Short-vowel IPA Symbols

Knowing how the English vowel system works, with Long-vowels and Short-vowels, can help train your brain to work with English in a way that is similar to how native-speakers process the language. It can help you be better with spelling, and with being more confident in figuring out how to say new words.

At the same time, it is also good to be aware of the IPA (International Phonetic Alphabet) symbols for the vowels. Obviously this is very helpful if you are already familiar with the IPA symbols. But even if you have never seen these symbols before, taking a look at them can give some helpful insights for English pronunciation.

Remember that Long-vowels have two parts to their sound, and Short-vowels have just one part, and this can be seen in the IPA symbols. The Short-vowel symbols are shown here so that you can see them, and you can also notice that each Short-vowel symbol is a single “letter” which reflects the fact that Short-vowels have just one part. (Long-vowel IPA symbols –coming soon– each have 2 “letters” and they give even more useful clues for pronunciation patterns!)


Overview of Vowels

Do you know the total number of different vowel sounds in English?

Beginners often think the answer is “five”, because there are five vowel letters in the alphabet. Of course, anyone familiar with this blog already knows that each vowel letter has at least one Long-vowel and one Short-vowel sound. So is it ten vowels total? Nope! The answer is… fifteen different vowel sounds!
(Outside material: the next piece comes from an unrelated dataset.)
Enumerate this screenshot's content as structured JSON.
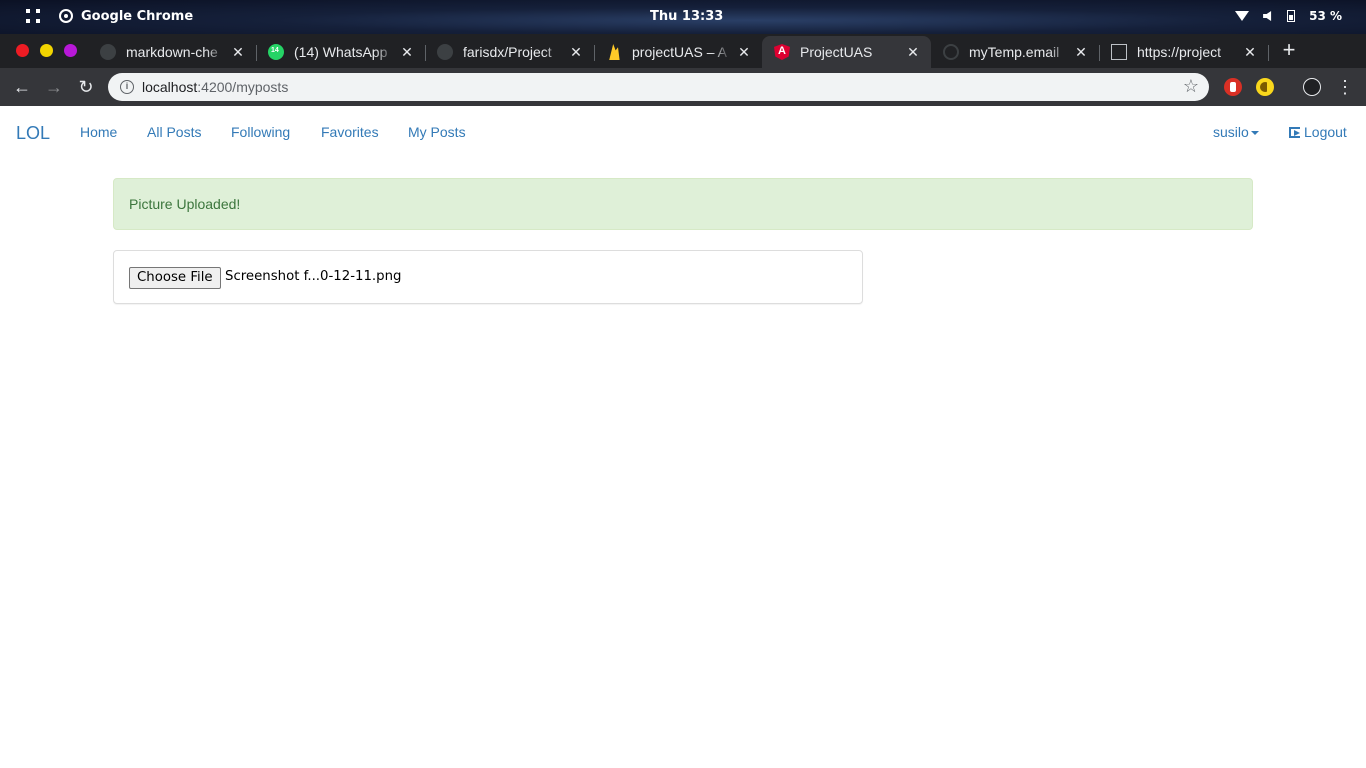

The English vowel system is complex, and almost every learner of English has trouble with at least a few of the vowels. The vowel system is the most difficult part of figuring out how to pronounce new words. So, mastering the vowel system can make a huge improvement in the way you sound in English, and it can help you be better at figuring out how to say new words.

All of the vowel sounds have been explained in other posts, so here is the complete list.
(not on audio)
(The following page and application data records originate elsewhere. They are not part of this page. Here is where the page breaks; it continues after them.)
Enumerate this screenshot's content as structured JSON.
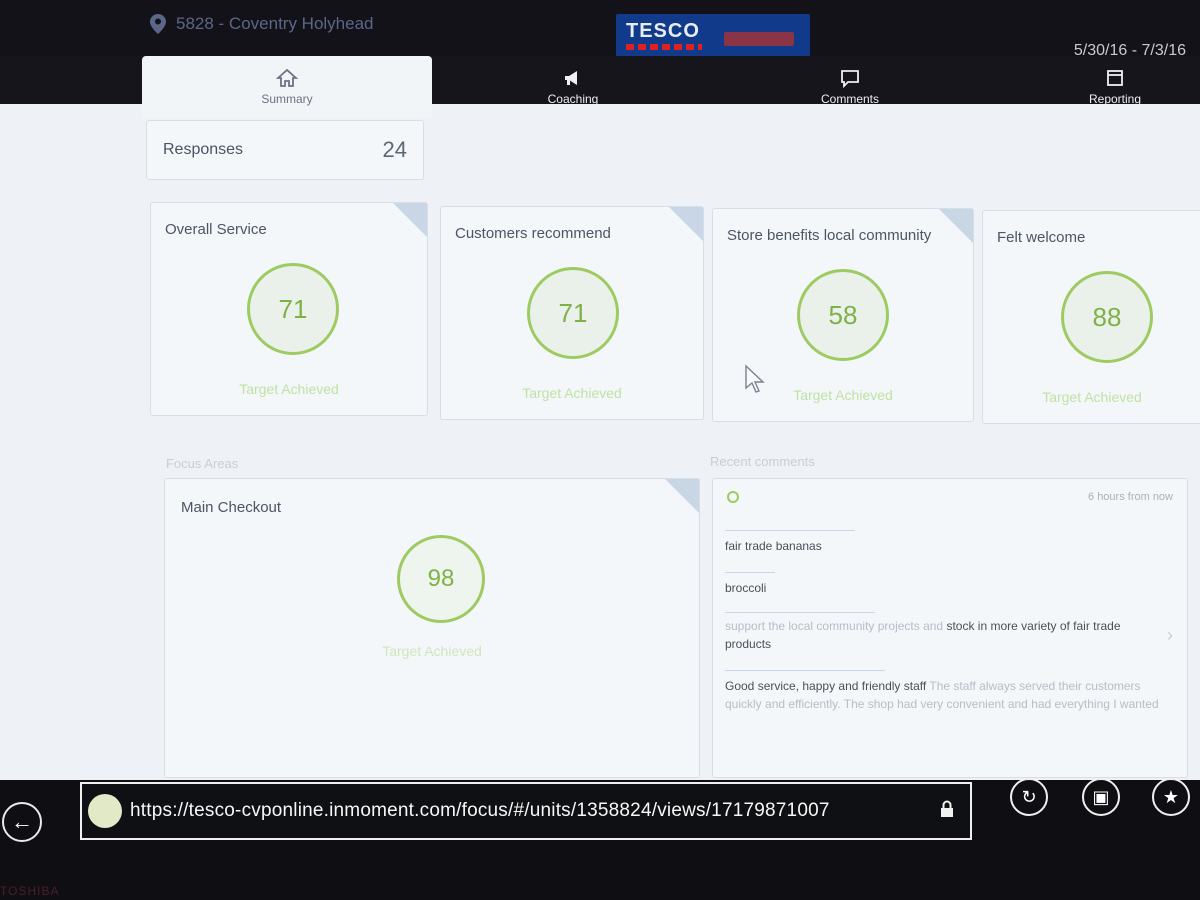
{
  "header": {
    "store_name": "5828 - Coventry Holyhead",
    "logo_text": "TESCO",
    "date_range": "5/30/16 - 7/3/16"
  },
  "tabs": [
    {
      "label": "Summary",
      "icon": "home-icon",
      "active": true
    },
    {
      "label": "Coaching",
      "icon": "megaphone-icon",
      "active": false
    },
    {
      "label": "Comments",
      "icon": "speech-bubble-icon",
      "active": false
    },
    {
      "label": "Reporting",
      "icon": "report-icon",
      "active": false
    }
  ],
  "responses": {
    "label": "Responses",
    "value": "24"
  },
  "metrics": [
    {
      "title": "Overall Service",
      "value": "71",
      "status": "Target Achieved"
    },
    {
      "title": "Customers recommend",
      "value": "71",
      "status": "Target Achieved"
    },
    {
      "title": "Store benefits local community",
      "value": "58",
      "status": "Target Achieved"
    },
    {
      "title": "Felt welcome",
      "value": "88",
      "status": "Target Achieved"
    }
  ],
  "focus": {
    "section_title": "Focus Areas",
    "title": "Main Checkout",
    "value": "98",
    "status": "Target Achieved"
  },
  "comments": {
    "section_title": "Recent comments",
    "time": "6 hours from now",
    "items": [
      {
        "text": "fair trade bananas"
      },
      {
        "text": "broccoli"
      },
      {
        "text_faint": "support the local community projects and",
        "text": "stock in more variety of fair trade products"
      },
      {
        "text": "Good service, happy and friendly staff",
        "text_faint": "The staff always served their customers quickly and efficiently. The shop had very convenient and had everything I wanted"
      }
    ]
  },
  "browser": {
    "url": "https://tesco-cvponline.inmoment.com/focus/#/units/1358824/views/17179871007",
    "brand": "TOSHIBA"
  },
  "colors": {
    "accent_green": "#9dcb62",
    "tesco_blue": "#123a8a",
    "panel": "#eef2f6"
  }
}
#1 Long-A
#2 Short-a-1
#3 Short-a-2 and Short-o
See: The Sounds of A

#4 Long-E and Long-I-2
#5 Short-e
See: The Sounds of E

#6 Long-I
  — Long-I-2 (Old-style Long-I) — same as Long-E
#7 Short-i
See: The Sounds of I

#8 Long-O
  — Short-o — same as Short-a-2
  — Short-o-2 (Alternate Short-o) — same as Short-u
See: The Sounds of O

#9 Long-U-1
#10 Long-U-2 and Long-OO
#11 Short-u and Schwa
See: The Sounds of U and The Sound of Schwa

  — Long-OO — same as Long-U-2
#12 Short-oo
See: Long-OO and Short-oo? What’s that?

#13 Vowel /aw/
#14 Vowel /oy/
See: Two Other Vowels

#15 R-vowel
See: The Power of R

Two Other Vowels

There are two vowel sounds that are similar to Long-vowels because they have two parts. However, these two vowels do not have an alphabet letter to represent them, so I use the IPA (International Phonetic Alphabet) symbols for these two sounds. They are:

Vowel /aw/

This is the sound in words such as: house / out / now / flower. This sound is usually spelled with the letters “OU” or “OW”, BUT be careful…

  • not every word with “OU” has this sound. The vowel pair “OU” has many different pronunciations (this is explained in OU – Oh no!).
  • not every word with “OW” has this sound. Some words with “OW” have a Long-O sound, such as “slow” or “own”.

Vowel /oy/

This sound is in words such as: boy / oyster / oil / choice. This vowel is spelled with either “OI” or “OY”.

These two vowels are not usually difficult for students to pronounce. In fact, I have never seen a situation where someone has had difficulty communicating clearly in English due to errors with these two vowels.

There is just one thing to keep in mind about pronouncing them. Since these vowels — as well as the regular Long-vowels — have two parts, the tongue needs to be active. So, to pronounce them well, the tongue needs to move or slide, in order to pronounce both parts, and to sound clear and natural.